Data excerpts
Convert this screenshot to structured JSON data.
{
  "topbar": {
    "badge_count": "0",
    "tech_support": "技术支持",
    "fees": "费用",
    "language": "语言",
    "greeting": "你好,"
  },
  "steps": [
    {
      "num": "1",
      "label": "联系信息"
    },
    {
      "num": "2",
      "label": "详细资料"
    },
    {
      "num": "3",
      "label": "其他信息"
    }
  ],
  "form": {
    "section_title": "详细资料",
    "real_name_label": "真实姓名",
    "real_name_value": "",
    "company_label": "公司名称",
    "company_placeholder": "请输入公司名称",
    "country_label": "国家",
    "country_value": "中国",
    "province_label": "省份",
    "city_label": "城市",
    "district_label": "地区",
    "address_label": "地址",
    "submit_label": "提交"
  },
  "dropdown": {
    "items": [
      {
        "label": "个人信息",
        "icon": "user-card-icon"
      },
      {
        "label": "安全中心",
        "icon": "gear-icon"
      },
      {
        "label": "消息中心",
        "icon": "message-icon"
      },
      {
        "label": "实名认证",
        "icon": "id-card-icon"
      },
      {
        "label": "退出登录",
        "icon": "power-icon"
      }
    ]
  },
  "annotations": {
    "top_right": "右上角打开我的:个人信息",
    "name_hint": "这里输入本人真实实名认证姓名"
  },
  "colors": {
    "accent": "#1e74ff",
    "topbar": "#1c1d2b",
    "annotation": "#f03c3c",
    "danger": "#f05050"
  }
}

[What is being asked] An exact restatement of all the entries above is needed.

[Answer section]
Convert this screenshot to structured JSON data.
{
  "topbar": {
    "badge_count": "0",
    "tech_support": "技术支持",
    "fees": "费用",
    "language": "语言",
    "greeting": "你好,"
  },
  "steps": [
    {
      "num": "1",
      "label": "联系信息"
    },
    {
      "num": "2",
      "label": "详细资料"
    },
    {
      "num": "3",
      "label": "其他信息"
    }
  ],
  "form": {
    "section_title": "详细资料",
    "real_name_label": "真实姓名",
    "real_name_value": "",
    "company_label": "公司名称",
    "company_placeholder": "请输入公司名称",
    "country_label": "国家",
    "country_value": "中国",
    "province_label": "省份",
    "city_label": "城市",
    "district_label": "地区",
    "address_label": "地址",
    "submit_label": "提交"
  },
  "dropdown": {
    "items": [
      {
        "label": "个人信息",
        "icon": "user-card-icon"
      },
      {
        "label": "安全中心",
        "icon": "gear-icon"
      },
      {
        "label": "消息中心",
        "icon": "message-icon"
      },
      {
        "label": "实名认证",
        "icon": "id-card-icon"
      },
      {
        "label": "退出登录",
        "icon": "power-icon"
      }
    ]
  },
  "annotations": {
    "top_right": "右上角打开我的:个人信息",
    "name_hint": "这里输入本人真实实名认证姓名"
  },
  "colors": {
    "accent": "#1e74ff",
    "topbar": "#1c1d2b",
    "annotation": "#f03c3c",
    "danger": "#f05050"
  }
}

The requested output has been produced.